My son has autism. This means there are constant concerns about what people will think of him and what this could mean to his self-esteem.
Autism: It’s not easy
My son has autism.
He loves numbers and logic. He takes things literally, so don’t say you love him so much that you’ll gobble him up.
He’s learning English and Spanish. There’s not much literature on whether this is feasible or not. But we’re trying as expats in Argentina, and he’s getting good, even correcting some of our mistakes in Spanish.
My 11-year-old son could make a great reporter (his dad's line of work). Facts are facts, and there's no room for fakery as an autistic.
When you take things as literally as my autistic son, you’re bound to get corrected.
For my autistic son, sitting at the back of the bus is mathematically the best spot.
My son has new football trainers and, better yet, he is talking better and better against many odds stemming from his autism and dyslexia.

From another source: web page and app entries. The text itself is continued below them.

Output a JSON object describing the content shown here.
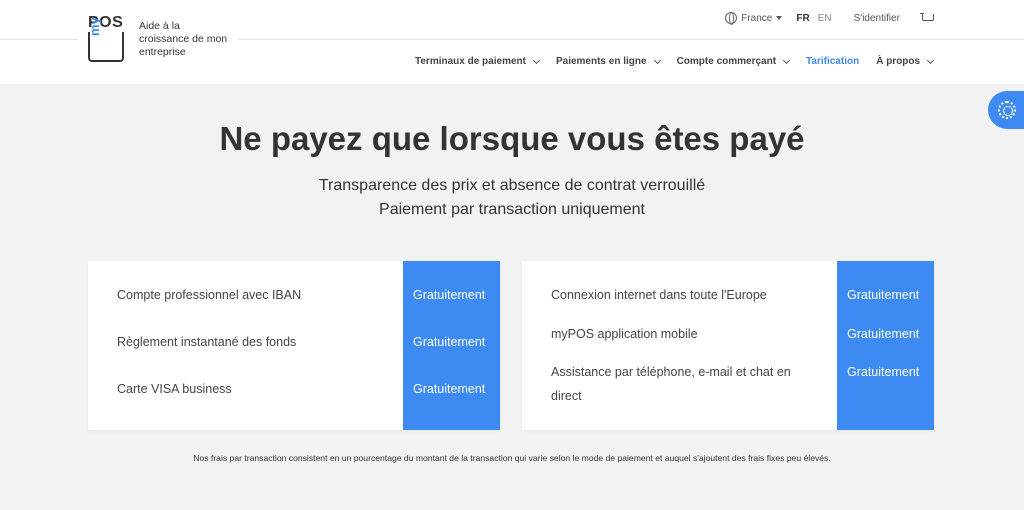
{
  "brand": {
    "logo_pos": "POS",
    "logo_my": "my",
    "tagline": "Aide à la croissance de mon entreprise"
  },
  "top_bar": {
    "country": "France",
    "lang_fr": "FR",
    "lang_en": "EN",
    "login": "S'identifier"
  },
  "nav": {
    "items": [
      {
        "label": "Terminaux de paiement"
      },
      {
        "label": "Paiements en ligne"
      },
      {
        "label": "Compte commerçant"
      },
      {
        "label": "Tarification"
      },
      {
        "label": "À propos"
      }
    ]
  },
  "hero": {
    "title": "Ne payez que lorsque vous êtes payé",
    "subtitle_1": "Transparence des prix et absence de contrat verrouillé",
    "subtitle_2": "Paiement par transaction uniquement"
  },
  "pricing": {
    "left": [
      {
        "label": "Compte professionnel avec IBAN",
        "price": "Gratuitement"
      },
      {
        "label": "Règlement instantané des fonds",
        "price": "Gratuitement"
      },
      {
        "label": "Carte VISA business",
        "price": "Gratuitement"
      }
    ],
    "right": [
      {
        "label": "Connexion internet dans toute l'Europe",
        "price": "Gratuitement"
      },
      {
        "label": "myPOS application mobile",
        "price": "Gratuitement"
      },
      {
        "label": "Assistance par téléphone, e-mail et chat en direct",
        "price": "Gratuitement"
      }
    ]
  },
  "footnote": "Nos frais par transaction consistent en un pourcentage du montant de la transaction qui varie selon le mode de paiement et auquel s'ajoutent des frais fixes peu élevés.",
  "colors": {
    "accent": "#3d8bf2",
    "background": "#f2f2f2",
    "text": "#333333"
  },
  "icons": [
    "globe-icon",
    "caret-down-icon",
    "cart-icon",
    "chevron-down-icon",
    "gear-icon"
  ]
}
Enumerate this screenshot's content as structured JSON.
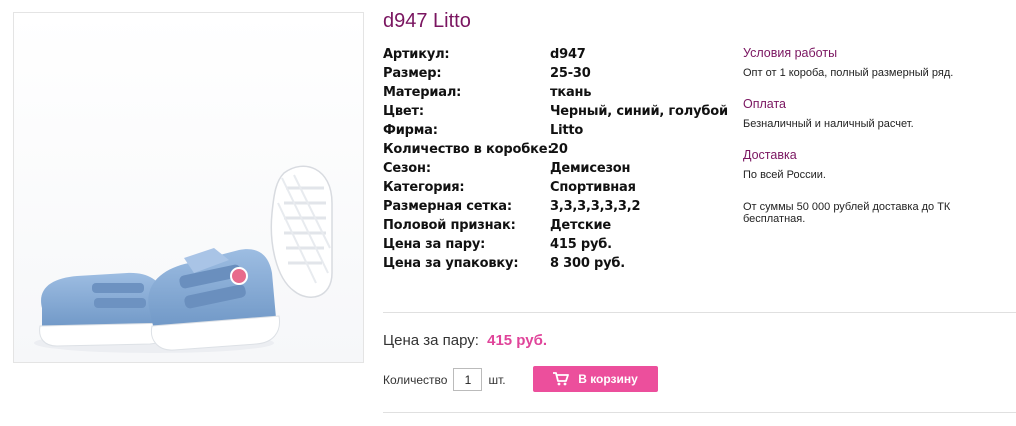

My son is getting his sounds out right in two languages slowly but hopefully surely, and at least one succulent word has come out just right.